Feds set aside $466M for tribes to combat climate change impacts

Credit: iStock

by Laina G. Stebbins, Michigan Advance
April 15, 2022

A new funding opportunity is now available for tribal communities facing the impacts of climate change, with the U.S. Department of the Interior announcing this week that $466 million is being set aside for tribes who wish to become more climate resilient.

Indigenous peoples are often the first to bear the brunt of climate change consequences, studies have shown.  Federally recognized tribes and tribal organizations can now submit proposals to request funds for projects that address:

  • Tribal climate resilience planning and strategy implementation
  • Ocean and coastal management planning
  • Community-driven relocation and protect-in-place activities
  • Internships and youth engagement

The allotment announced Monday is being made available as part of the Bureau of Indian Affairs (BIA) Tribal Climate Resilience Program. It uses $24.5 million from Fiscal Year 2022 appropriations and $21.7 million from the federal bipartisan infrastructure law.

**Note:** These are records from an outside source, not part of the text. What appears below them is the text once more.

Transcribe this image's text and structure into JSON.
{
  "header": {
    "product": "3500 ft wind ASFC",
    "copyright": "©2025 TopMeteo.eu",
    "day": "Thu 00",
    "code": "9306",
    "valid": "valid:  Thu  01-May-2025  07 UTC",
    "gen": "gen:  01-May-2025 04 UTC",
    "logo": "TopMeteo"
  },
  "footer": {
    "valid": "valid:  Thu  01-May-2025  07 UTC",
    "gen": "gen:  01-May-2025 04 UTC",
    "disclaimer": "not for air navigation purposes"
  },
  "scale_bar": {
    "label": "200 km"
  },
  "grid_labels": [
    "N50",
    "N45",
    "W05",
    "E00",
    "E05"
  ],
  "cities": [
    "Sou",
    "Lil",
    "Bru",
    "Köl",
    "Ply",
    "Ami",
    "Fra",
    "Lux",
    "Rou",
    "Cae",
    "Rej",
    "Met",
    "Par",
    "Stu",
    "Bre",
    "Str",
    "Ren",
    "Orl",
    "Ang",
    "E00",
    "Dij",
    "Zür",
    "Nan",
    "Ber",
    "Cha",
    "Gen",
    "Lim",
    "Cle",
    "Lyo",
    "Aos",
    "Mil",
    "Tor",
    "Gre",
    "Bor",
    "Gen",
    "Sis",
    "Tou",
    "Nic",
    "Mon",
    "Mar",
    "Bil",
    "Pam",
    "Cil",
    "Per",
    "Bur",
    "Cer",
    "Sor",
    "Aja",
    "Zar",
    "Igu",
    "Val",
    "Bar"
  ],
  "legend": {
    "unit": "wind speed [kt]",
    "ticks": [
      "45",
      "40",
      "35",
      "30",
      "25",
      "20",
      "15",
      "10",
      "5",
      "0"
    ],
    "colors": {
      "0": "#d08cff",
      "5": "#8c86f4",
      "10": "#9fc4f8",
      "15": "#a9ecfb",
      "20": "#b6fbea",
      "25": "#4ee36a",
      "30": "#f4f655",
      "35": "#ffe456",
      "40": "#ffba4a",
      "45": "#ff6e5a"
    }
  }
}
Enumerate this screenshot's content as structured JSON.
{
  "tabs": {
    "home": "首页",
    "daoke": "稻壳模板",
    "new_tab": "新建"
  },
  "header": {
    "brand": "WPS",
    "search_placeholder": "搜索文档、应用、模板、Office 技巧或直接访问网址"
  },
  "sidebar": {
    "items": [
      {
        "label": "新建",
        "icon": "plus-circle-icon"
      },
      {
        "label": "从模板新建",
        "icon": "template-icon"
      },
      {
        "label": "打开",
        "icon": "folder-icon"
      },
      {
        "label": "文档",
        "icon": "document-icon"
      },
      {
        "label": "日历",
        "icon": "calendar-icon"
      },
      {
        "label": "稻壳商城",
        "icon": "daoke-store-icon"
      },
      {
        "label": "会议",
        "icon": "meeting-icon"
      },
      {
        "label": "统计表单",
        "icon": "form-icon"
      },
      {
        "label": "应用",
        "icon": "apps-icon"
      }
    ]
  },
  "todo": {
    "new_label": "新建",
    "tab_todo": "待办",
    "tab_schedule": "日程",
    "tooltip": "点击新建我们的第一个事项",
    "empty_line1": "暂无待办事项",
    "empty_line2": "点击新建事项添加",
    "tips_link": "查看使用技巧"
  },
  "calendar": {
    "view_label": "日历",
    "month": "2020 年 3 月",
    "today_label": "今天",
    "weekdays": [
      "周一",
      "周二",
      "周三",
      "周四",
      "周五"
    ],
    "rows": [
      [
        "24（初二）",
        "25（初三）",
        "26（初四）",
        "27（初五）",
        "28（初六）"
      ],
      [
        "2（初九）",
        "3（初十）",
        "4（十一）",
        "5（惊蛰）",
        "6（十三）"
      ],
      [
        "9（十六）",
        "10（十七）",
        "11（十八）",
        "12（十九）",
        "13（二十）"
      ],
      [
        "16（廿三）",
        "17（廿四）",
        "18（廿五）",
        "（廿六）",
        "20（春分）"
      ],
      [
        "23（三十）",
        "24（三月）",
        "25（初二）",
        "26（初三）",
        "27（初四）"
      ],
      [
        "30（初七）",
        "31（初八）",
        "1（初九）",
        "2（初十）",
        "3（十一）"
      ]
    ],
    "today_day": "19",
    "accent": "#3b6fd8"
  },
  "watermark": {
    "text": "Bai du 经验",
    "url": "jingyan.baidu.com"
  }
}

“Funding in the Bipartisan Infrastructure Law is essential to advancing the all-of-government approach to supporting and empowering Tribal communities as they simultaneously face environmental impacts to physical, cultural and subsistence-based infrastructure,” said Bryan Newland, assistant secretary for Indian Affairs and former president of the Bay Mills Indian Community in Michigan.

“This, as some communities are tragically having to relocate to higher ground. I am proud to begin implementing this piece of this historic law so that we can deliver meaningful results for Tribal Communities.”

The total of $466 million provided to the BIA over five years includes $216 million for climate resilience programs.  That breaks down into:

  • $130 million for community relocation
  • $86 million for tribal climate resilience and adaptation projects
  • $43.2 million to be available to spend annually for five years

“As the effects of climate change continue to intensify, Indigenous communities are facing unique climate-related challenges that pose existential threats to Tribal economies, infrastructure, lives and livelihoods,” said Interior Secretary Deb Haaland, a member of the Pueblo of Laguna.

“Coastal communities are facing flooding, erosion, permafrost subsidence, sea level rise, and storm surges, while inland communities are facing worsening drought and extreme heat. President Biden’s Bipartisan Infrastructure Law’s historic investments in Tribal communities will help bolster community resilience, replace aging infrastructure, and provide support needed for climate-related community-driven relocation and adaptation,” Haaland continued. An informational webinar on the funding opportunity, hosted by the Institute for Tribal Environmental Professionals Tribes and Climate Change Program, will be held from 3:30 to 5 p.m. April 25.

Michigan Advance is part of States Newsroom, a network of news bureaus supported by grants and a coalition of donors as a 501c(3) public charity. Michigan Advance maintains editorial independence. Contact Editor Susan Demas for questions: Follow Michigan Advance on Facebook and Twitter.

Laina G. Stebbins is a contributor for the Michigan Advance, where this story first appeared.